The need for the police to break away from the shackles of political influence is not new and this has been one of the primary outcomes of a landmark judgment by the SC in 2006. Setting out clear directives for police reforms, the court asked the setting up of state security commissions. Their primary objective – to “ensure that the state government does not exercise unwarranted influence or pressure on the police”.
Sadly, despite clear-cut instructions by the top court, nothing much has moved on police reforms. “The progress on police reforms has been extremely slow. 17 states have acted on the SC’s 2006 directives regarding police reforms, but the intention has been to circumvent the order. There has been no concrete progress on the agenda of police reforms by states,” Prakash Singh, who championed the cause of police reforms in Supreme Court leading to the directives being issued, rues.
“Till a few years back, the Supreme Court used to monitor the case on a regular basis. But for the past few years, that is not happening.

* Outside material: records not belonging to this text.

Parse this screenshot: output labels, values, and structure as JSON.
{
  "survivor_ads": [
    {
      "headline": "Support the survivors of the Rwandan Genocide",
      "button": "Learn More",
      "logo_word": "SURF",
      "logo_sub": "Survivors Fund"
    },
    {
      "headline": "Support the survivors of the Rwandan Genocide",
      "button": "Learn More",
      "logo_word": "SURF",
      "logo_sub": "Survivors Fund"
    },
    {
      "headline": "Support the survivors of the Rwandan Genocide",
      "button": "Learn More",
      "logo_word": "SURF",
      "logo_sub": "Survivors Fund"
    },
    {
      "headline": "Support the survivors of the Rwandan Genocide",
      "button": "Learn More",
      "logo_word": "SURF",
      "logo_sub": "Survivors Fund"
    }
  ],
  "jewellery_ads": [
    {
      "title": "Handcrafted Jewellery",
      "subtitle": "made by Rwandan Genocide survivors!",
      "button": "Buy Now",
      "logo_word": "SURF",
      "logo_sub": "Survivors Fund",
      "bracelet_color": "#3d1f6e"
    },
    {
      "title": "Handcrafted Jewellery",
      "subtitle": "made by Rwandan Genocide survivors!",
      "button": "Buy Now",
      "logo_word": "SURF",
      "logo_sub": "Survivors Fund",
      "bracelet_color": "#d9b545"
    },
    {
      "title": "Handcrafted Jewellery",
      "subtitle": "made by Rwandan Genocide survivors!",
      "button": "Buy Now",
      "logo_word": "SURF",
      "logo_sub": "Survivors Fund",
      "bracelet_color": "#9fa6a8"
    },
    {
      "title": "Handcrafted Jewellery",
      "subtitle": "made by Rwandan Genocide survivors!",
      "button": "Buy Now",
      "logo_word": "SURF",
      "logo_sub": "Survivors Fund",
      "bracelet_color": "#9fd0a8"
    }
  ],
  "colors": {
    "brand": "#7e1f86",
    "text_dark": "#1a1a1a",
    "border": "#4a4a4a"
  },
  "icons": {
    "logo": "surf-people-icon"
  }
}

I can’t ask the SC to take up the matter, but I am planning to have an advocate mention it before the top court,” he adds.
Ironically, the first call for police reforms came way back in 1902, when the Indian Police Commission set up by the British to review the working of the police in India concluded that India’s police force was in the “most unsatisfactory condition, that abuses are common everywhere, that this involves great injury to the people and discredit to the government, and that radical reforms are urgently necessary”. This happened to be the first time that a responsible body talked of police reforms. 120 years down the line, the genuine intent at reform is missing. The more things change, the more they stay the same?